------ Source material ------
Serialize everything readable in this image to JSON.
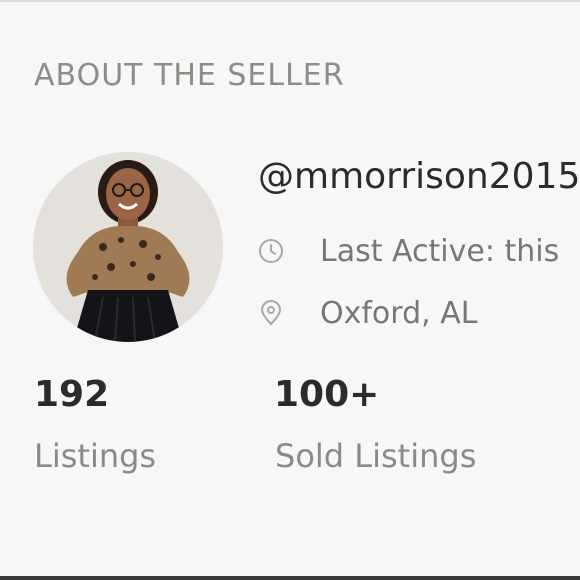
{
  "section": {
    "title": "ABOUT THE SELLER"
  },
  "seller": {
    "username": "@mmorrison2015",
    "last_active": "Last Active: this",
    "location": "Oxford, AL",
    "clock_icon": "clock-icon",
    "pin_icon": "location-pin-icon"
  },
  "stats": [
    {
      "value": "192",
      "label": "Listings"
    },
    {
      "value": "100+",
      "label": "Sold Listings"
    }
  ],
  "colors": {
    "background": "#f7f7f8",
    "title": "#8f8c87",
    "text_dark": "#2b2b2e",
    "text_muted": "#77767a"
  }
}
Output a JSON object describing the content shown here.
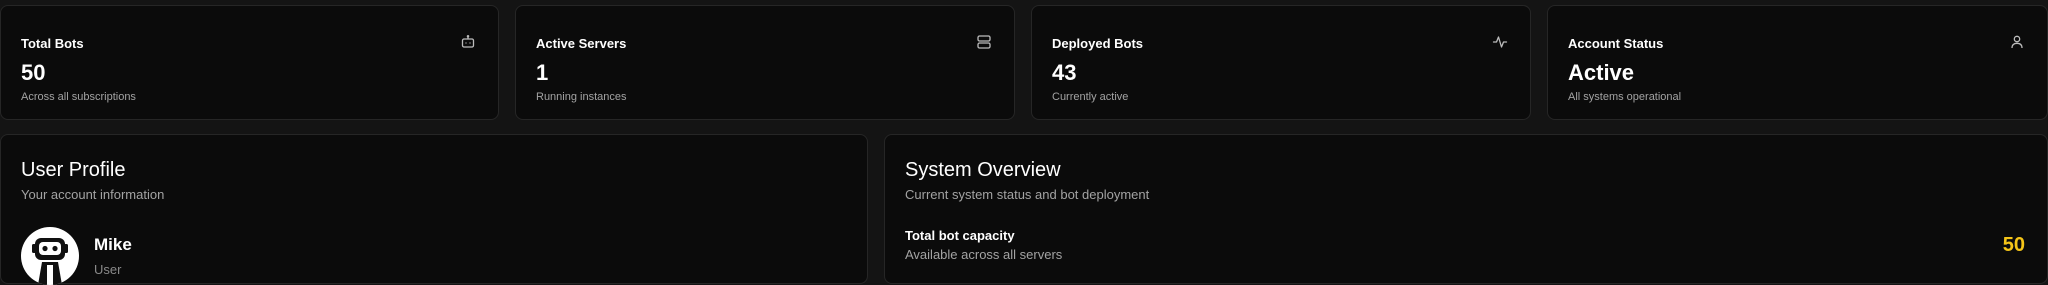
{
  "stats": [
    {
      "title": "Total Bots",
      "value": "50",
      "subtitle": "Across all subscriptions",
      "icon": "bot-icon"
    },
    {
      "title": "Active Servers",
      "value": "1",
      "subtitle": "Running instances",
      "icon": "server-icon"
    },
    {
      "title": "Deployed Bots",
      "value": "43",
      "subtitle": "Currently active",
      "icon": "activity-icon"
    },
    {
      "title": "Account Status",
      "value": "Active",
      "subtitle": "All systems operational",
      "icon": "user-icon"
    }
  ],
  "profile": {
    "title": "User Profile",
    "subtitle": "Your account information",
    "name": "Mike",
    "role": "User"
  },
  "overview": {
    "title": "System Overview",
    "subtitle": "Current system status and bot deployment",
    "capacity_label": "Total bot capacity",
    "capacity_sub": "Available across all servers",
    "capacity_value": "50"
  },
  "colors": {
    "background": "#141414",
    "card": "#0b0b0b",
    "border": "#262626",
    "muted_text": "#a3a3a3",
    "accent_yellow": "#f5c518"
  }
}
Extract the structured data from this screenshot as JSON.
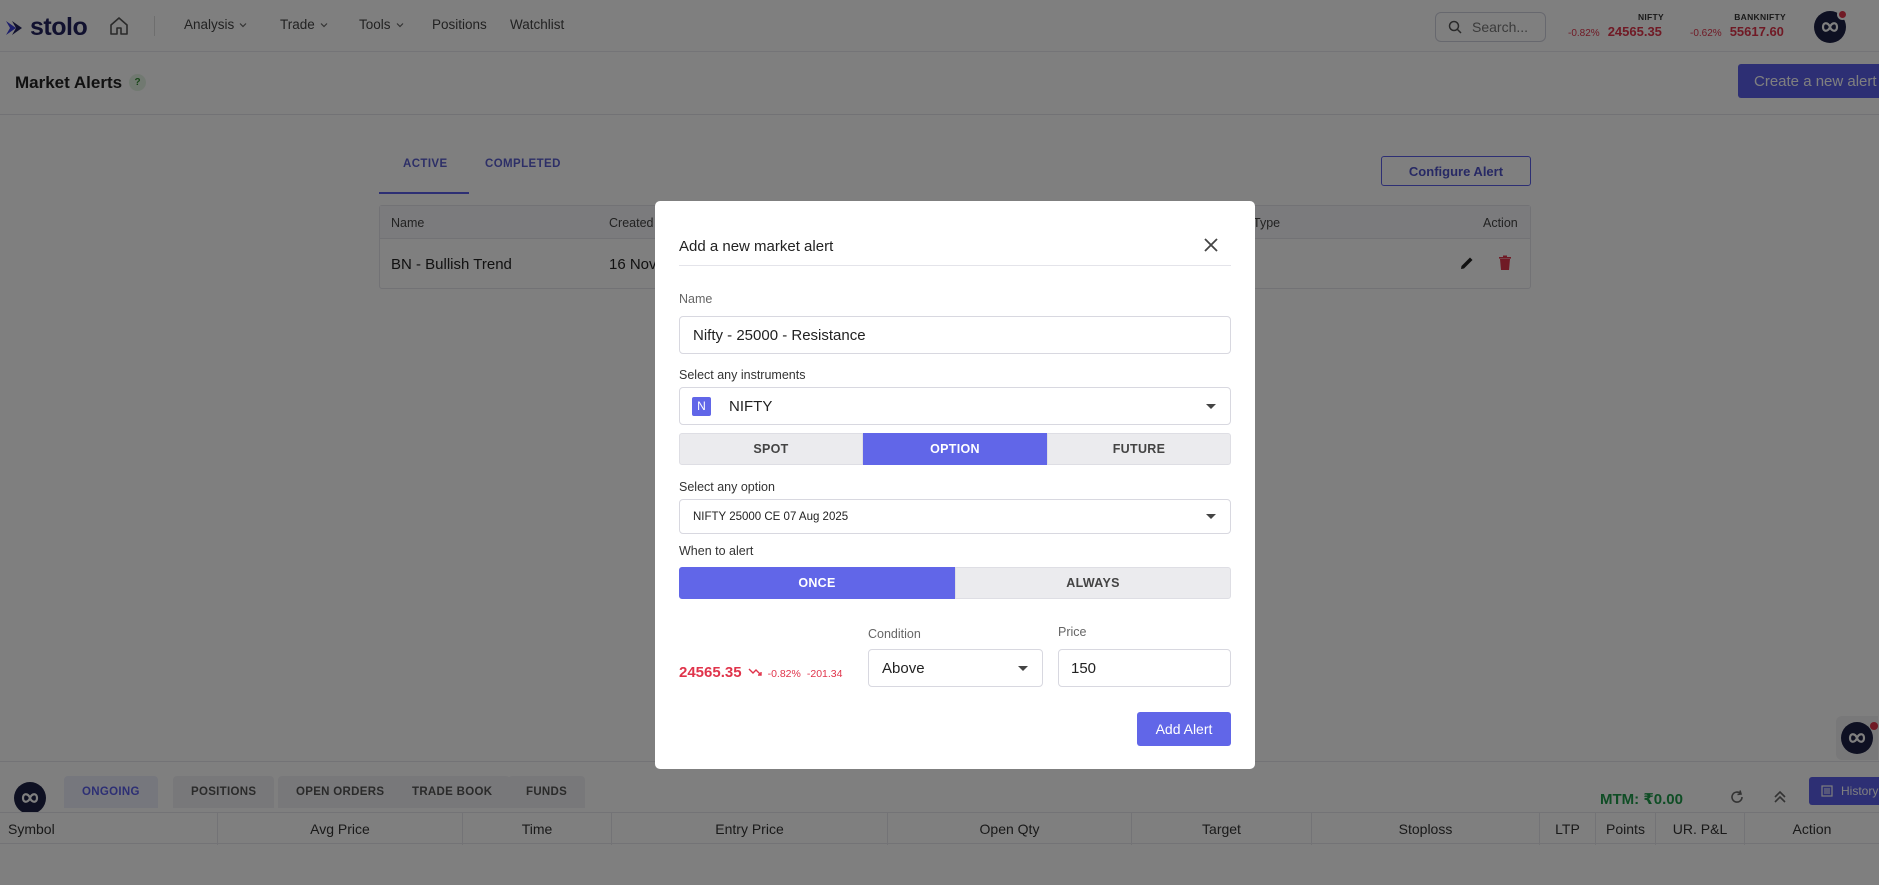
{
  "nav": {
    "brand": "stolo",
    "menu": [
      {
        "label": "Analysis",
        "has_dropdown": true
      },
      {
        "label": "Trade",
        "has_dropdown": true
      },
      {
        "label": "Tools",
        "has_dropdown": true
      },
      {
        "label": "Positions",
        "has_dropdown": false
      },
      {
        "label": "Watchlist",
        "has_dropdown": false
      }
    ],
    "search_placeholder": "Search...",
    "tickers": [
      {
        "name": "NIFTY",
        "change_pct": "-0.82%",
        "value": "24565.35"
      },
      {
        "name": "BANKNIFTY",
        "change_pct": "-0.62%",
        "value": "55617.60"
      }
    ]
  },
  "page": {
    "title": "Market Alerts",
    "help": "?",
    "create_button": "Create a new alert"
  },
  "alerts": {
    "tabs": [
      "ACTIVE",
      "COMPLETED"
    ],
    "active_tab": "ACTIVE",
    "configure_button": "Configure Alert",
    "columns": [
      "Name",
      "Created",
      "Type",
      "Action"
    ],
    "rows": [
      {
        "name": "BN - Bullish Trend",
        "created": "16 Nov"
      }
    ]
  },
  "modal": {
    "title": "Add a new market alert",
    "name_label": "Name",
    "name_value": "Nifty - 25000 - Resistance",
    "instrument_label": "Select any instruments",
    "instrument_badge": "N",
    "instrument_value": "NIFTY",
    "segments": [
      "SPOT",
      "OPTION",
      "FUTURE"
    ],
    "segment_selected": "OPTION",
    "option_label": "Select any option",
    "option_value": "NIFTY 25000 CE 07 Aug 2025",
    "when_label": "When to alert",
    "when_options": [
      "ONCE",
      "ALWAYS"
    ],
    "when_selected": "ONCE",
    "spot_price": "24565.35",
    "spot_change_pct": "-0.82%",
    "spot_change": "-201.34",
    "condition_label": "Condition",
    "condition_value": "Above",
    "price_label": "Price",
    "price_value": "150",
    "submit_button": "Add Alert"
  },
  "dock": {
    "tabs": [
      "ONGOING",
      "POSITIONS",
      "OPEN ORDERS",
      "TRADE BOOK",
      "FUNDS"
    ],
    "active_tab": "ONGOING",
    "mtm": "MTM: ₹0.00",
    "history_button": "History",
    "columns": [
      "Symbol",
      "Avg Price",
      "Time",
      "Entry Price",
      "Open Qty",
      "Target",
      "Stoploss",
      "LTP",
      "Points",
      "UR. P&L",
      "Action"
    ]
  },
  "colors": {
    "accent": "#5b5fe8",
    "negative": "#e0344b",
    "positive": "#1e9b4b",
    "brand_dark": "#23235e"
  }
}
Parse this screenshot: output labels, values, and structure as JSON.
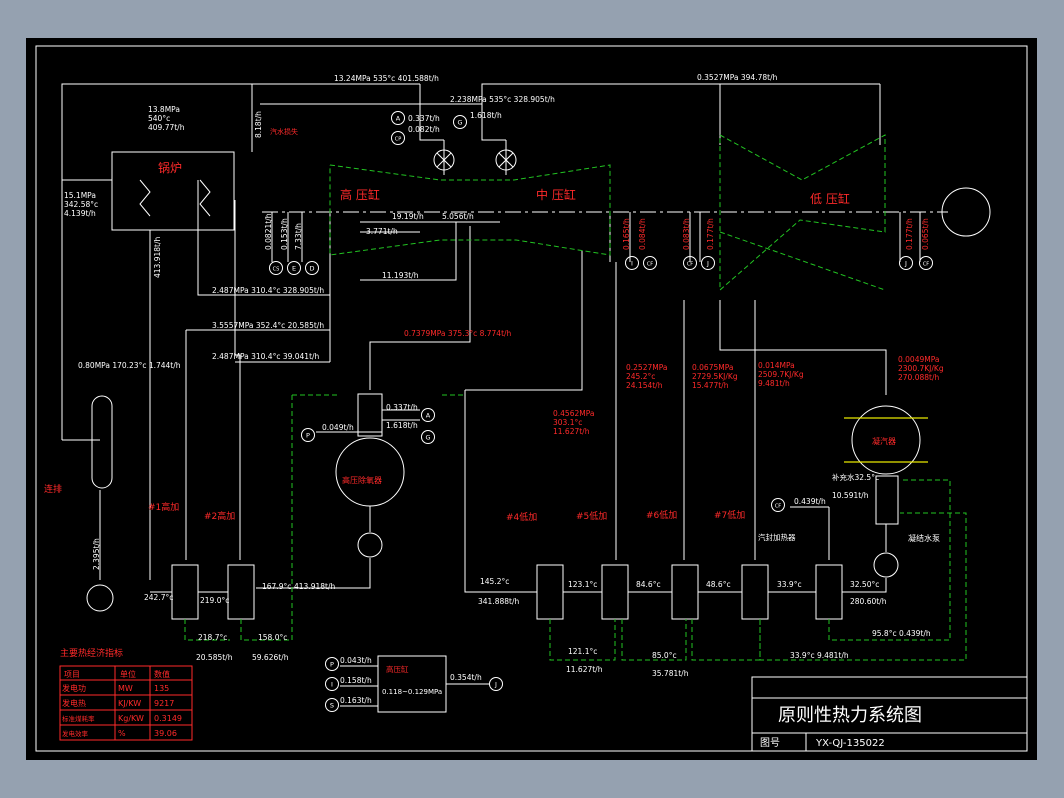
{
  "colors": {
    "background": "#95a1b0",
    "sheet": "#000000",
    "line": "#ffffff",
    "label_red": "#ff2a2a",
    "dashed_green": "#22c322",
    "yellow": "#e8e800"
  },
  "title_block": {
    "title": "原则性热力系统图",
    "drawing_no_label": "图号",
    "drawing_no": "YX-QJ-135022"
  },
  "cylinders": {
    "hp": "高 压缸",
    "ip": "中 压缸",
    "lp": "低 压缸"
  },
  "equipment": {
    "boiler": "锅炉",
    "drum": "连排",
    "deaerator": "高压除氧器",
    "condenser": "凝汽器",
    "condensate_pump": "凝结水泵",
    "gland_heater": "汽封加热器",
    "hp_box": "高压缸",
    "side_text": "汽水损失",
    "heaters": [
      "#1高加",
      "#2高加",
      "#4低加",
      "#5低加",
      "#6低加",
      "#7低加"
    ]
  },
  "labels": {
    "main_steam": "13.24MPa 535°c 401.588t/h",
    "reheat_steam": "2.238MPa 535°c 328.905t/h",
    "lp_crossover": "0.3527MPa 394.78t/h",
    "boiler_out_p": "13.8MPa",
    "boiler_out_t": "540°c",
    "boiler_out_f": "409.77t/h",
    "loss_flow": "8.18t/h",
    "feedwater_p": "15.1MPa",
    "feedwater_t": "342.58°c",
    "feedwater_f": "4.139t/h",
    "boiler_feed_flow": "413.918t/h",
    "cold_reheat": "2.487MPa 310.4°c 328.905t/h",
    "ext1": "3.5557MPa 352.4°c 20.585t/h",
    "ext2": "2.487MPa 310.4°c 39.041t/h",
    "blowdown_in": "0.80MPa 170.23°c 1.744t/h",
    "ext3_red": "0.7379MPa 375.3°c 8.774t/h",
    "hp_leak_a": "0.0821t/h",
    "hp_leak_b": "0.153t/h",
    "hp_leak_c": "7.33t/h",
    "ip_leak": "19.19t/h",
    "ip_leak2": "3.771t/h",
    "ip_leak3": "5.056t/h",
    "hp_ip_return": "11.193t/h",
    "valve_a": "0.337t/h",
    "valve_cp": "0.082t/h",
    "valve_g": "1.618t/h",
    "deaer_a": "0.337t/h",
    "deaer_p": "0.049t/h",
    "deaer_g": "1.618t/h",
    "ext4_p": "0.4562MPa",
    "ext4_t": "303.1°c",
    "ext4_f": "11.627t/h",
    "ext5_p": "0.2527MPa",
    "ext5_t": "245.2°c",
    "ext5_f": "24.154t/h",
    "ext6_p": "0.0675MPa",
    "ext6_h": "2729.5KJ/Kg",
    "ext6_f": "15.477t/h",
    "ext7_p": "0.014MPa",
    "ext7_h": "2509.7KJ/Kg",
    "ext7_f": "9.481t/h",
    "cond_p": "0.0049MPa",
    "cond_h": "2300.7KJ/Kg",
    "cond_f": "270.088t/h",
    "ip_ext_1": "0.165t/h",
    "ip_ext_2": "0.084t/h",
    "lp_ext_1": "0.083t/h",
    "lp_ext_2": "0.177t/h",
    "lp_end_1": "0.177t/h",
    "lp_end_2": "0.065t/h",
    "cond_out": "补充水32.5°c",
    "cond_out2": "10.591t/h",
    "cf_flow": "0.439t/h",
    "t_hp1": "242.7°c",
    "t_hp1b": "219.0°c",
    "t_hp2": "167.9°c",
    "f_hp2": "413.918t/h",
    "t_hp1_drain": "218.7°c",
    "t_hp2_drain": "158.0°c",
    "f_hp1_drain": "20.585t/h",
    "f_hp2_drain": "59.626t/h",
    "t_lp_in": "145.2°c",
    "f_lp": "341.888t/h",
    "t_l5": "123.1°c",
    "t_l6": "84.6°c",
    "t_l7": "48.6°c",
    "t_gl": "33.9°c",
    "t_gl_in": "32.50°c",
    "f_gl": "280.60t/h",
    "drain_l5": "121.1°c",
    "drain_l5f": "11.627t/h",
    "drain_pump_t": "85.0°c",
    "drain_l6f": "35.781t/h",
    "drain_l7": "33.9°c 9.481t/h",
    "drain_gl": "95.8°c 0.439t/h",
    "blowdown_out": "2.395t/h",
    "box_p": "0.043t/h",
    "box_i": "0.158t/h",
    "box_s": "0.163t/h",
    "box_out": "0.354t/h",
    "box_range": "0.118~0.129MPa"
  },
  "nodes": {
    "A": "A",
    "CP": "CP",
    "G": "G",
    "CS": "CS",
    "E": "E",
    "D": "D",
    "I": "I",
    "CF": "CF",
    "J": "J",
    "P": "P",
    "S": "S",
    "H": "H"
  },
  "econ_table": {
    "title": "主要热经济指标",
    "headers": [
      "项目",
      "单位",
      "数值"
    ],
    "rows": [
      [
        "发电功",
        "MW",
        "135"
      ],
      [
        "发电热",
        "KJ/KW",
        "9217"
      ],
      [
        "标准煤耗率",
        "Kg/KW",
        "0.3149"
      ],
      [
        "发电效率",
        "%",
        "39.06"
      ]
    ]
  }
}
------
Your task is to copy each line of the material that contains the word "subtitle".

**Result of the task**.
      "subtitle": "Across all subscriptions",
      "subtitle": "Running instances",
      "subtitle": "Currently active",
      "subtitle": "All systems operational",
    "subtitle": "Your account information",
    "subtitle": "Current system status and bot deployment",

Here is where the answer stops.